I have been using LTSP for a while to turn old PCs into X terminals. LTSP works well for a desktop PC that can use PXE or Etherboot. LTSP does not work as cleanly on old laptops with PCMCIA network cards. In these cases, the kernel has to be installed on the laptop hard disk, but the rest of the LTSP installation runs from the server. When upgrading LTSP, the kernel on the hard disk gets out of sync with the modules on the server, and the laptops stop working as terminals.

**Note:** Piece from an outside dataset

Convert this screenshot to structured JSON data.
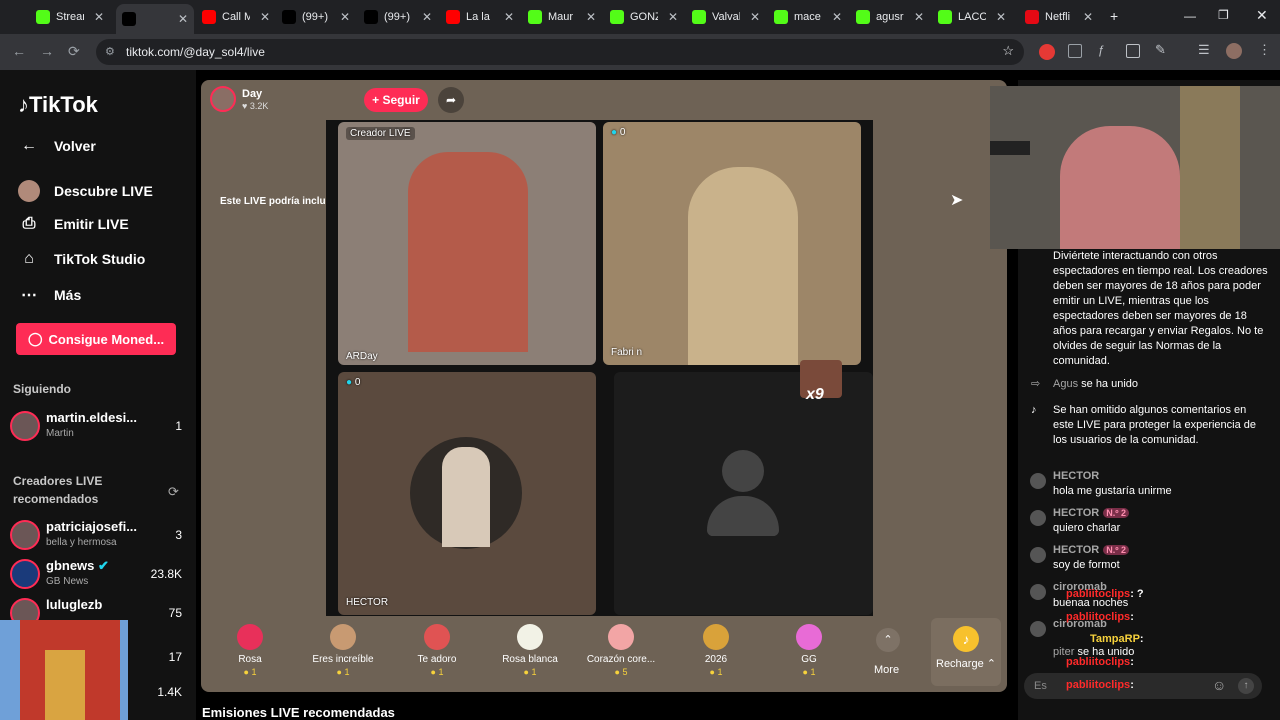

I’ve been looking for a simpler setup for a laptop X terminal, and I’ve found ThinStation. It is a customizable Linux distribution designed for building terminals. The entire terminal image can run locally, from the hard drive or a bootable CD. The typical image takes up 5 to 10 megabytes. In this way, the server software can change versions, but the terminal is still standalone for its software versions. Thinstation does support centralized configuration files, giving you centralized control of options without linked dependencies.
Thinstation comes with software for several terminal types, including X Windows, VNC, NX, and Windows RDP.